Back in October, the American Welding Society brought a large promotional truck over to the 2013 Maker Faire in NYC. Once inside, visitors had access to welded sculptures, information about career opportunities, and the opportunity to try their hand at arc welding.
The welding wasn’t real of course. Lincoln Electric had brought over a couple of their VRTEX 360 virtual reality welding machines.
I spoke with a local representative of the American Welding Society, who said that these virtual reality welding trainers are commonly used in the US military as a way to determine which candidates are most suitable to continue onto welding training.
According to the AWS rep, these welding simulations can be used for training, but are commonly used for testing.
I convinced my wife to give it a try first, and she donned the uncomfortable and vision-blocking welding helmet, which has two small LCD screens that show the same information as on an external screen.
The virtual welding software scores you based on bead accuracy, probe angle, and speed. The display even simulates sparking, and according to Lincoln Electric is can also simulates slag, pipe grinding, and weld cooling.
When used for training or testing purposes, instructors have their own display, which highlight different failures or deficiencies, such as poor bead placement, incorrect weld sizing, excess splatter, porosity, slag inclusions, and convex or concave bead profiles.
Here’s what it looks like inside the helmet:
How much does all this cost? According to Google, about $50K per complete VRTEX 360 package.
Using the VRTEX 360 virtual reality welding trainer was a pretty neat experience.
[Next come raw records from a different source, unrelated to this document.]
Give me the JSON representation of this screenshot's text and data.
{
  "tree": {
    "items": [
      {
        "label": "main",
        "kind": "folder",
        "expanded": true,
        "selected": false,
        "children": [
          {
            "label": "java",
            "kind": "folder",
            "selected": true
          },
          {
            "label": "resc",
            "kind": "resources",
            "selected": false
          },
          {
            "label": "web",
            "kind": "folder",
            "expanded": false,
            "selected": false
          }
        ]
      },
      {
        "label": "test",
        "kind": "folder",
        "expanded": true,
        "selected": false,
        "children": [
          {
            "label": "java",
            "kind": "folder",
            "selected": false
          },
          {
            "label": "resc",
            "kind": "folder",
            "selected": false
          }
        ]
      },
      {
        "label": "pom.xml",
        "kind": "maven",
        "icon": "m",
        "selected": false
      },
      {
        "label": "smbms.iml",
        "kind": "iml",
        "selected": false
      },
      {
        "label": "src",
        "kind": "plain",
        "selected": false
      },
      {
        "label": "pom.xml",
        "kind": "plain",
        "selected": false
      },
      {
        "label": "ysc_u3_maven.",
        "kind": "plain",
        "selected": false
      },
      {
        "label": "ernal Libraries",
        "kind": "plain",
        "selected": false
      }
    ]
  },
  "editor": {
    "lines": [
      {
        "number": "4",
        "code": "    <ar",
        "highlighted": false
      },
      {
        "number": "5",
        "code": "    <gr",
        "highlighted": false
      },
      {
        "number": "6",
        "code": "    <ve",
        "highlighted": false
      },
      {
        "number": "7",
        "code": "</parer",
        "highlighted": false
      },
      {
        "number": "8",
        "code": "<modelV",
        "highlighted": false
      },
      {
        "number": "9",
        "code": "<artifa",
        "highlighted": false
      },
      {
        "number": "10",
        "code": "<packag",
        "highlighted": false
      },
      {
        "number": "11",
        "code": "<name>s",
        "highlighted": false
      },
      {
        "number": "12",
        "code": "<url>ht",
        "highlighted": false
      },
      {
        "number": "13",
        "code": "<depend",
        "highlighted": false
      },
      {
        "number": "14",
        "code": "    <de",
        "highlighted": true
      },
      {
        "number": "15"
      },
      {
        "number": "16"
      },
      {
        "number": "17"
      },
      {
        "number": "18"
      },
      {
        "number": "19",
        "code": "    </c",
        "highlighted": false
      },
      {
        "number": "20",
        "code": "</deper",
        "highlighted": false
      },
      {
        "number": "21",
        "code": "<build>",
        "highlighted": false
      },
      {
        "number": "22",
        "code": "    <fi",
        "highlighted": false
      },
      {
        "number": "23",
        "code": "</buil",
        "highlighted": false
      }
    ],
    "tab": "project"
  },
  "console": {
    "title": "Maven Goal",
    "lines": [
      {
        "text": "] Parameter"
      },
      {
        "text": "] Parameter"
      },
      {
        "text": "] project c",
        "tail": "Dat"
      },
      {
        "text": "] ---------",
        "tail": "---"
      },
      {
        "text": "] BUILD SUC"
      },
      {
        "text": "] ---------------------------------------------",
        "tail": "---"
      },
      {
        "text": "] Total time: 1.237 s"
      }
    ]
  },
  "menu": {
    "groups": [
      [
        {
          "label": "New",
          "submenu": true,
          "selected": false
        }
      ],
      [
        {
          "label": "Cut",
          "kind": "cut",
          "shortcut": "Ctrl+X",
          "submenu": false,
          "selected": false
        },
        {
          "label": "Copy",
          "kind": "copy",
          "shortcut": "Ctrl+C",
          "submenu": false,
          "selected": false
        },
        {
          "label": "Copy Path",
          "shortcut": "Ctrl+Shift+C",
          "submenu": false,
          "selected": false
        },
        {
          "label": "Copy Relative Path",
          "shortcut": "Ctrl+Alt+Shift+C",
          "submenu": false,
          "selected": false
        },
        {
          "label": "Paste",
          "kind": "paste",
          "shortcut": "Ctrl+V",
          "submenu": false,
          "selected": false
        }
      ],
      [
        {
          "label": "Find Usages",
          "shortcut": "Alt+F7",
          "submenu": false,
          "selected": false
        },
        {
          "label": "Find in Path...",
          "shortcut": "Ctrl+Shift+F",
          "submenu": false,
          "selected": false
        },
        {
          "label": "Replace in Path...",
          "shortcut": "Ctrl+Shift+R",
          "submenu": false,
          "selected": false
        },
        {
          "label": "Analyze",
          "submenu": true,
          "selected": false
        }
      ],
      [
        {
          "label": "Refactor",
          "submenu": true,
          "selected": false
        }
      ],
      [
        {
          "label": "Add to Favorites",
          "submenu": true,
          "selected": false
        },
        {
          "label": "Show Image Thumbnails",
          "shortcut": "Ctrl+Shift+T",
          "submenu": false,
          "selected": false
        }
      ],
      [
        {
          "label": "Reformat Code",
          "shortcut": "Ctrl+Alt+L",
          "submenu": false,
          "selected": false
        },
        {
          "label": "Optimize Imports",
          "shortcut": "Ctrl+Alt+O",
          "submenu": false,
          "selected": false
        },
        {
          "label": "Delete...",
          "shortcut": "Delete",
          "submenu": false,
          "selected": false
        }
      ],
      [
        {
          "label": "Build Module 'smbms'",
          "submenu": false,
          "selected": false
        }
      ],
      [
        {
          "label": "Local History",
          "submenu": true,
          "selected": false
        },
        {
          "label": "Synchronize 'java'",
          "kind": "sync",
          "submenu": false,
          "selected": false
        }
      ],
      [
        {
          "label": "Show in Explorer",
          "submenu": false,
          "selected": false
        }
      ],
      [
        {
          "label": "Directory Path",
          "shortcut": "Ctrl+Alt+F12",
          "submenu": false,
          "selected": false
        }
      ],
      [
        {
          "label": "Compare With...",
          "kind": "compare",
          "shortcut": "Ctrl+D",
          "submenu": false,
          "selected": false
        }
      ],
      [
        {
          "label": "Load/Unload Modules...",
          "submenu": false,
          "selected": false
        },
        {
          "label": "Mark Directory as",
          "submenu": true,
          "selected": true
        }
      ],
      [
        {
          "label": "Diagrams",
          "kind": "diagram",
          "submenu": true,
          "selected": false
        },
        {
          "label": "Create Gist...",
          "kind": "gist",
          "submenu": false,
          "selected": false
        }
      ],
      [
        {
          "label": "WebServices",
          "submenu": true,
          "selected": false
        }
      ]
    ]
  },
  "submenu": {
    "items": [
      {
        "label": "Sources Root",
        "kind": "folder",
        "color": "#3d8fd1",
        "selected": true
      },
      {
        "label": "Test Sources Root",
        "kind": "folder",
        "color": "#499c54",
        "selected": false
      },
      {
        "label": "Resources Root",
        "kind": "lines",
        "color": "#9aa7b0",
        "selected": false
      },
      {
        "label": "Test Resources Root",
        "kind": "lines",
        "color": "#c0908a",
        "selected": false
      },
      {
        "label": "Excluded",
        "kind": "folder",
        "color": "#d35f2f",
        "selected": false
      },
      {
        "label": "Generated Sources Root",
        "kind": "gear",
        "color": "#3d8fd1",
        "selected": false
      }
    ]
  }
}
I scored a bit higher than my wife did, but she’ll argue that it’s because I skipped putting on the helmet and only watched the overhead display.
Simulated welding isn’t a substitute for hands-on welding experience or training, but it seems like it could be useful for initial/beginner training.
Maybe it even demystified welding for some of the kids and adults who packed into the small AWS trailer. Many of those who experienced the Lincoln Electric welding trainer probably learned and thought about welding more in 5 minutes than most people do in a lifetime. At the least, everyone seemed to be having fun.